Again, that's a great way to win in Florida.

SOLOMON: And yet, I think his campaign and his press secretary did say that he raised a million dollars in the first hour. So, someone apparently liked what he said. I mean, how do you react to that?

CUPP: Yes, well, there are definitely Republicans who are, quote/unquote, over Trump and see DeSantis and his poll numbers as maybe the best place to park their votes, park their money, their support. But I don't know. I think it's kind of a folly. Still, all of the energy, a lot of the condensed energy in the Republican Party is still with Trump. No one is better at being Trump than Trump. And DeSantis doesn't seem to have a cogent, cohesive plan other than to be anti-woke.
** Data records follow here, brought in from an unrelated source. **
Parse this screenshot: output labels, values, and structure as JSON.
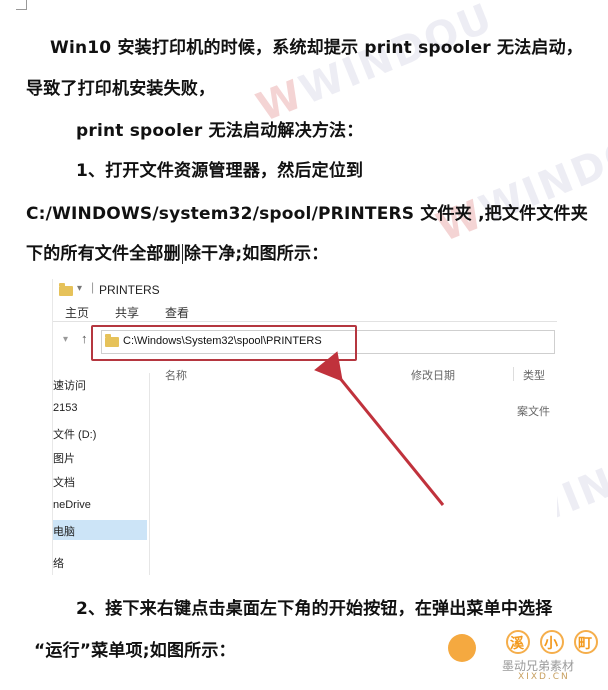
{
  "paragraphs": {
    "p1": "Win10 安装打印机的时候，系统却提示 print spooler 无法启动，",
    "p1b": "导致了打印机安装失败，",
    "p2": "print spooler 无法启动解决方法：",
    "p3": "1、打开文件资源管理器，然后定位到",
    "p3b": "C:/WINDOWS/system32/spool/PRINTERS 文件夹 ,把文件文件夹",
    "p3c_a": "下的所有文件全部删",
    "p3c_b": "除干净;如图所示：",
    "p4": "2、接下来右键点击桌面左下角的开始按钮，在弹出菜单中选择",
    "p4b": "“运行”菜单项;如图所示："
  },
  "screenshot": {
    "window_title": "PRINTERS",
    "ribbon_tabs": [
      "主页",
      "共享",
      "查看"
    ],
    "address": "C:\\Windows\\System32\\spool\\PRINTERS",
    "columns": {
      "name": "名称",
      "date": "修改日期",
      "type": "类型"
    },
    "partial_type": "案文件",
    "nav_items": [
      "速访问",
      "2153",
      "文件 (D:)",
      "图片",
      "文档",
      "neDrive",
      "电脑",
      "络"
    ],
    "selected_nav": "电脑"
  },
  "watermark": {
    "text": "WINDOU"
  },
  "logo": {
    "chars": [
      "溪",
      "小",
      "町"
    ],
    "caption": "墨动兄弟素材",
    "url": "XIXD.CN"
  },
  "colors": {
    "highlight_border": "#b5363f",
    "arrow": "#c0323c",
    "logo_orange": "#f39a1e"
  }
}
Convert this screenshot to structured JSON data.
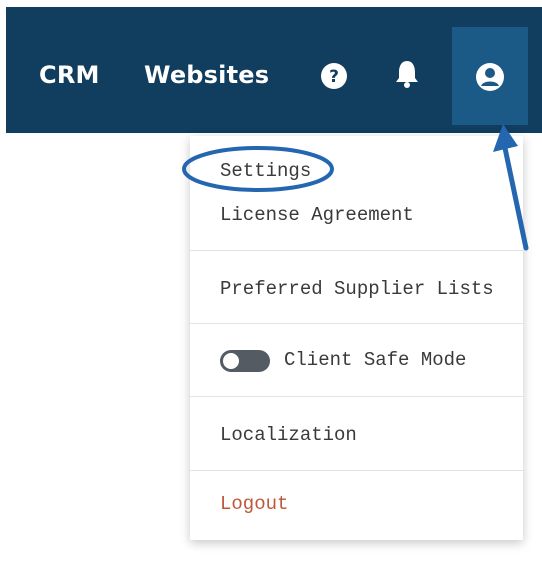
{
  "topbar": {
    "nav": [
      {
        "label": "CRM"
      },
      {
        "label": "Websites"
      }
    ],
    "icons": [
      "help-icon",
      "bell-icon",
      "user-icon"
    ]
  },
  "menu": {
    "items": [
      {
        "label": "Settings"
      },
      {
        "label": "License Agreement"
      },
      {
        "label": "Preferred Supplier Lists"
      },
      {
        "label": "Client Safe Mode",
        "toggle": false
      },
      {
        "label": "Localization"
      },
      {
        "label": "Logout"
      }
    ]
  },
  "colors": {
    "topbar": "#113d5e",
    "user_button_active": "#1b5a86",
    "annotation": "#2566b0",
    "logout": "#c0573a"
  }
}
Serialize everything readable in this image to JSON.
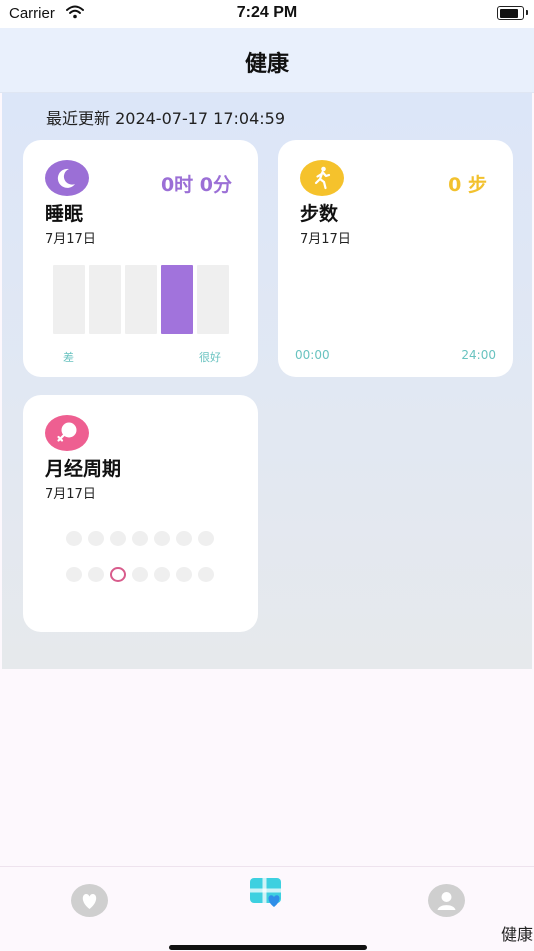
{
  "status_bar": {
    "carrier": "Carrier",
    "time": "7:24 PM"
  },
  "header": {
    "title": "健康"
  },
  "last_updated": "最近更新 2024-07-17 17:04:59",
  "cards": {
    "sleep": {
      "title": "睡眠",
      "date": "7月17日",
      "value": "0时 0分",
      "scale_low": "差",
      "scale_high": "很好",
      "quality_level_index": 4,
      "quality_levels": 5,
      "icon": "moon-icon",
      "color": "#9b6fd6"
    },
    "steps": {
      "title": "步数",
      "date": "7月17日",
      "value": "0 步",
      "axis_start": "00:00",
      "axis_end": "24:00",
      "icon": "walking-person-icon",
      "color": "#f5c22c"
    },
    "cycle": {
      "title": "月经周期",
      "date": "7月17日",
      "icon": "female-symbol-icon",
      "color": "#ee5f91",
      "highlighted_day_index": 10,
      "day_count": 14
    }
  },
  "tab_bar": {
    "tabs": [
      {
        "icon": "heart-icon",
        "label": ""
      },
      {
        "icon": "health-tab-icon",
        "label": "健康",
        "selected": true
      },
      {
        "icon": "profile-icon",
        "label": ""
      }
    ]
  }
}
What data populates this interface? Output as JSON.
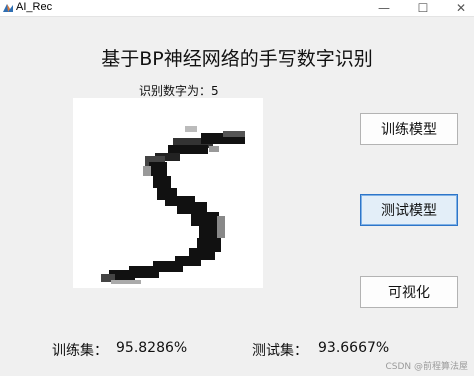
{
  "window": {
    "title": "AI_Rec",
    "min_glyph": "—",
    "max_glyph": "☐",
    "close_glyph": "✕"
  },
  "main": {
    "title": "基于BP神经网络的手写数字识别",
    "recognition_label": "识别数字为：5"
  },
  "digit_image": {
    "depicts": "handwritten-digit-5"
  },
  "buttons": {
    "train": "训练模型",
    "test": "测试模型",
    "visualize": "可视化"
  },
  "stats": {
    "train_label": "训练集：",
    "train_value": "95.8286%",
    "test_label": "测试集：",
    "test_value": "93.6667%"
  },
  "watermark": "CSDN @前程算法屋",
  "colors": {
    "background": "#f0f0f0",
    "test_button_focus": "#2e75c8",
    "app_icon": "#2f6fb3"
  }
}
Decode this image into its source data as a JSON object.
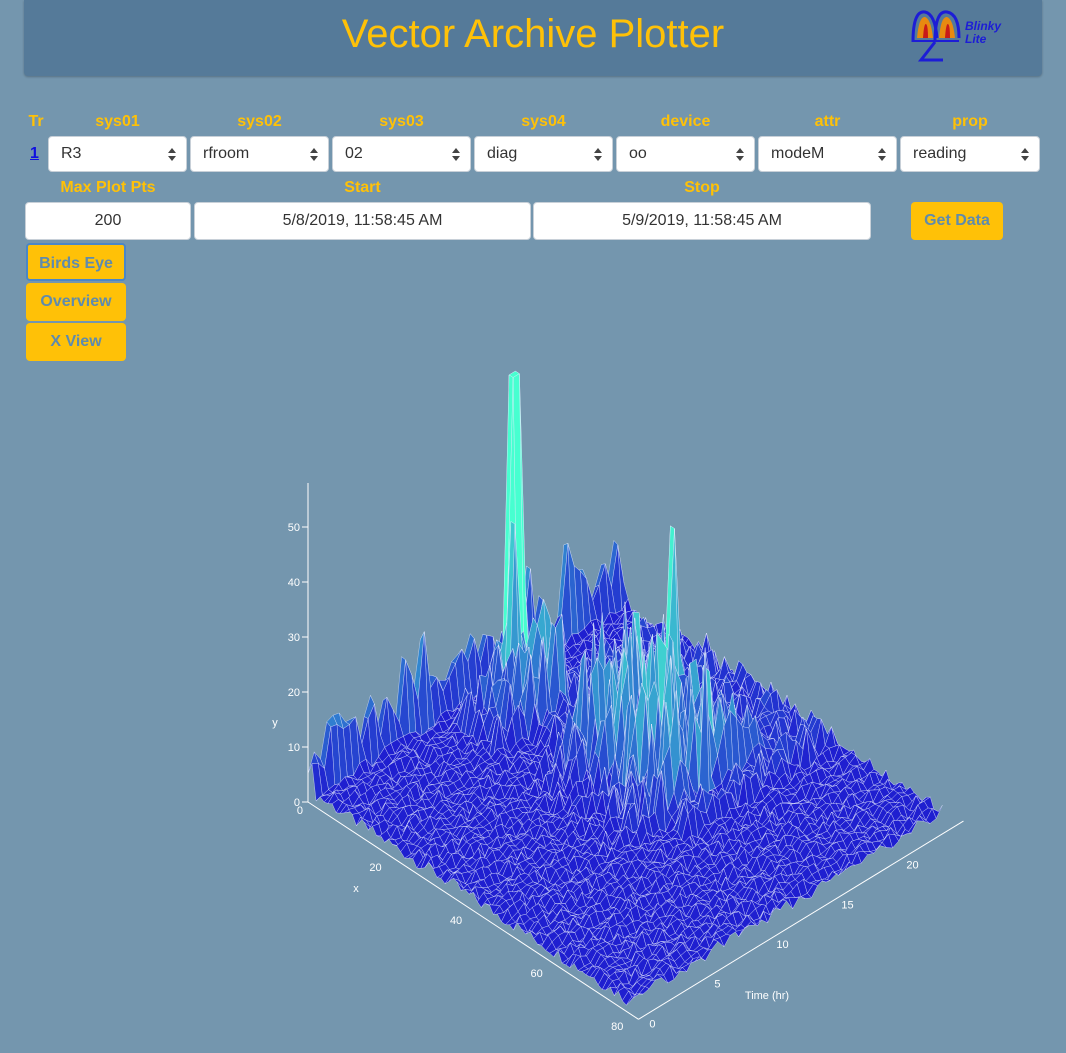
{
  "header": {
    "title": "Vector Archive Plotter",
    "logo_line1": "Blinky",
    "logo_line2": "Lite"
  },
  "columns": [
    "Tr",
    "sys01",
    "sys02",
    "sys03",
    "sys04",
    "device",
    "attr",
    "prop"
  ],
  "row": {
    "tr_link": "1",
    "sys01": "R3",
    "sys02": "rfroom",
    "sys03": "02",
    "sys04": "diag",
    "device": "oo",
    "attr": "modeM",
    "prop": "reading"
  },
  "range": {
    "max_plot_pts_label": "Max Plot Pts",
    "max_plot_pts": "200",
    "start_label": "Start",
    "start": "5/8/2019, 11:58:45 AM",
    "stop_label": "Stop",
    "stop": "5/9/2019, 11:58:45 AM",
    "get_data": "Get Data"
  },
  "views": [
    "Birds Eye",
    "Overview",
    "X View"
  ],
  "colors": {
    "accent": "#ffc107",
    "background": "#7496ae",
    "header": "#557a99",
    "surface_low": "#1f1fd0",
    "surface_high": "#40ffd0"
  },
  "chart_data": {
    "type": "surface",
    "y_axis": {
      "label": "y",
      "ticks": [
        0,
        10,
        20,
        30,
        40,
        50
      ]
    },
    "x_axis": {
      "label": "x",
      "ticks": [
        0,
        20,
        40,
        60,
        80
      ]
    },
    "t_axis": {
      "label": "Time (hr)",
      "ticks": [
        0,
        5,
        10,
        15,
        20
      ]
    },
    "peak_value": 55
  }
}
SOLOMON: Well, so I wonder then, who is DeSantis' biggest concern? Is it Trump or is it DeSantis himself because of all the reasons that you've already listed? CUPP: Well, it's Trump. I mean, Trump is a big concern for him and every other opponent. Like I said, the energy is with him. But also if you're unmoored as he is from principles, conservatism, and really all you're doing is following the culture war trade winds, he's going to face, I think, incoming from all the candidates. I mean, that gives everyone a real opportunity --

SOLOMON: All the candidates, yes.

CUPP: -- from Tim Scott to Nikki Haley, to go to a more moderate place, if they choose to do that.

SOLOMON: And the GOP field is growing.

CUPP: Yes.

SOLOMON: S.E. Cupp, thank you.

CUPP: Sure.


BOLDUAN: Coming up for us, a veteran IRS employee has come forward as the whistleblower in the Justice Department's investigation into Hunter Biden's finances. What he is saying concerned him so much about how the probe was handled. That's coming up.

Plus, a new public advisory coming from the Department of Homeland Security, the agency saying that the United States is still in a heightened threat environment for terrorism after several racially and ethnically motivated attacks. We'll be back.